(Records drawn from a dataset)
※
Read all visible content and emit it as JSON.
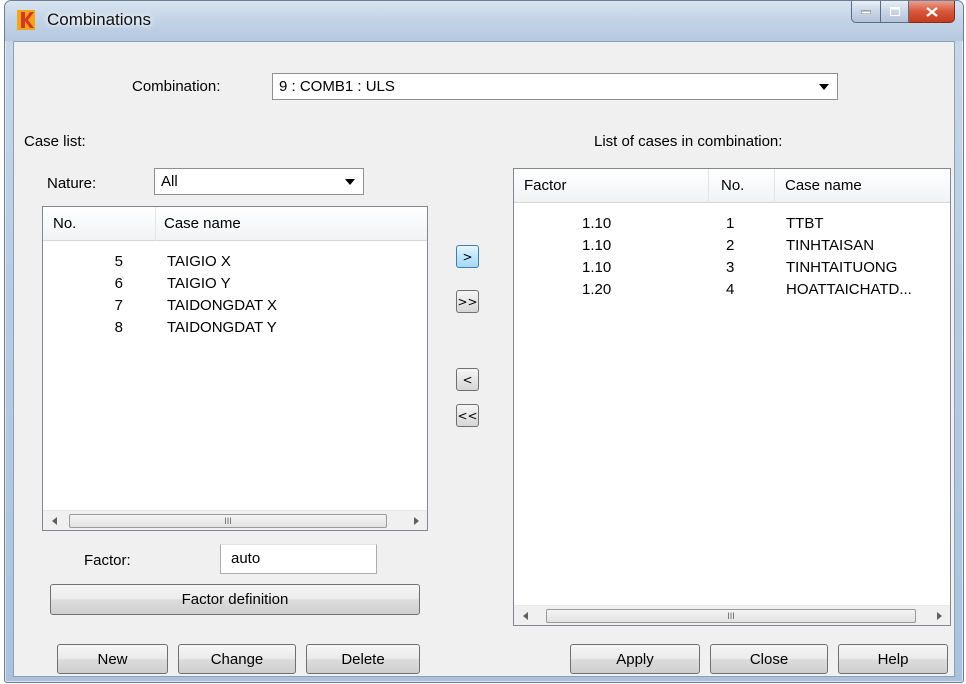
{
  "window": {
    "title": "Combinations",
    "icon": "robot-app-icon"
  },
  "combination": {
    "label": "Combination:",
    "value": "9 : COMB1 : ULS"
  },
  "case_list": {
    "label": "Case list:",
    "nature_label": "Nature:",
    "nature_value": "All",
    "columns": [
      "No.",
      "Case name"
    ],
    "rows": [
      {
        "no": "5",
        "name": "TAIGIO X"
      },
      {
        "no": "6",
        "name": "TAIGIO Y"
      },
      {
        "no": "7",
        "name": "TAIDONGDAT X"
      },
      {
        "no": "8",
        "name": "TAIDONGDAT Y"
      }
    ],
    "scroll_grip": "III"
  },
  "combination_cases": {
    "label": "List of cases in combination:",
    "columns": [
      "Factor",
      "No.",
      "Case name"
    ],
    "rows": [
      {
        "factor": "1.10",
        "no": "1",
        "name": "TTBT"
      },
      {
        "factor": "1.10",
        "no": "2",
        "name": "TINHTAISAN"
      },
      {
        "factor": "1.10",
        "no": "3",
        "name": "TINHTAITUONG"
      },
      {
        "factor": "1.20",
        "no": "4",
        "name": "HOATTAICHATD..."
      }
    ],
    "scroll_grip": "III"
  },
  "transfer": {
    "add": ">",
    "add_all": ">>",
    "remove": "<",
    "remove_all": "<<"
  },
  "factor": {
    "label": "Factor:",
    "value": "auto",
    "definition_button": "Factor definition"
  },
  "buttons": {
    "new": "New",
    "change": "Change",
    "delete": "Delete",
    "apply": "Apply",
    "close": "Close",
    "help": "Help"
  },
  "colors": {
    "close_button": "#c9452a",
    "selected_arrow_button": "#bee6fd",
    "dialog_bg": "#f0f0f0"
  }
}
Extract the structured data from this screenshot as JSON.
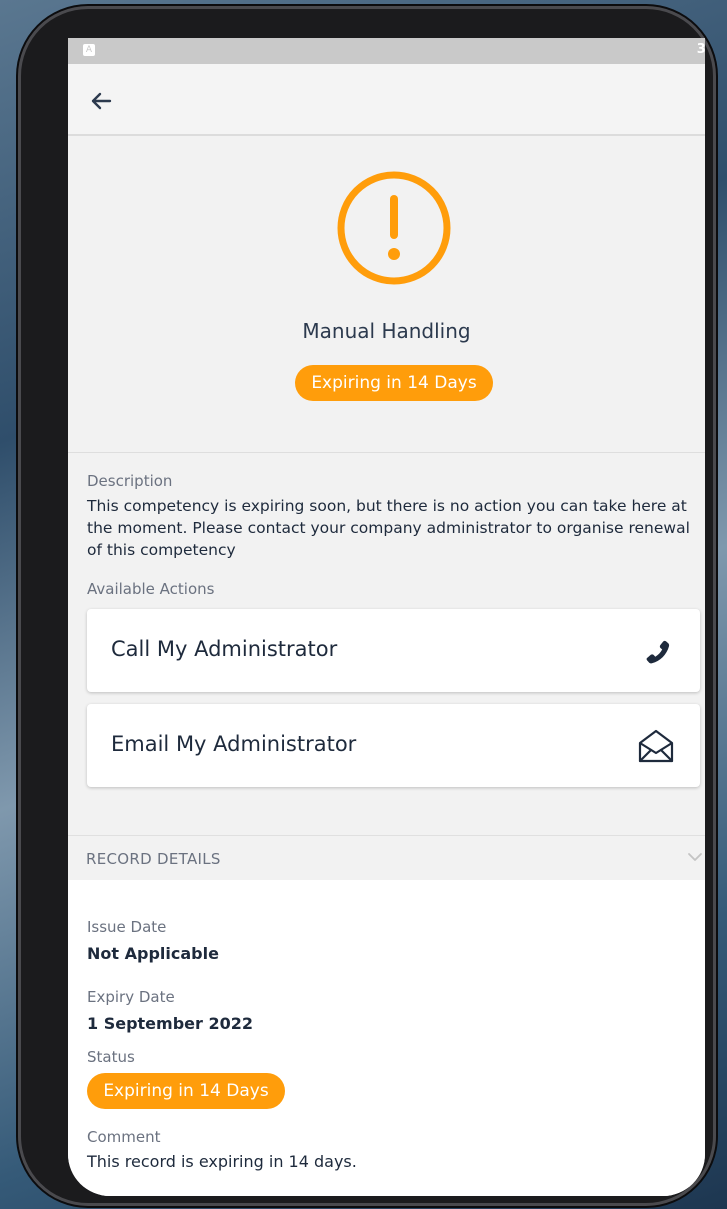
{
  "status_bar": {
    "time": "3:"
  },
  "hero": {
    "icon": "warning-circle-icon",
    "title": "Manual Handling",
    "badge": "Expiring in 14 Days"
  },
  "description": {
    "label": "Description",
    "text": "This competency is expiring soon, but there is no action you can take here at the moment. Please contact your company administrator to organise renewal of this competency"
  },
  "actions": {
    "label": "Available Actions",
    "items": [
      {
        "label": "Call My Administrator",
        "icon": "phone-icon"
      },
      {
        "label": "Email My Administrator",
        "icon": "envelope-open-icon"
      }
    ]
  },
  "record_details": {
    "header": "RECORD DETAILS",
    "issue_date_label": "Issue Date",
    "issue_date": "Not Applicable",
    "expiry_date_label": "Expiry Date",
    "expiry_date": "1 September 2022",
    "status_label": "Status",
    "status": "Expiring in 14 Days",
    "comment_label": "Comment",
    "comment": "This record is expiring in 14 days."
  },
  "colors": {
    "accent": "#ff9d0b",
    "text": "#1e2a3c",
    "muted": "#6b7280"
  }
}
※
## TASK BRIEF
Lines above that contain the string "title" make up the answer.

## TASK RESULT
    "title": "Combinations",
    "title": "Manual Handling",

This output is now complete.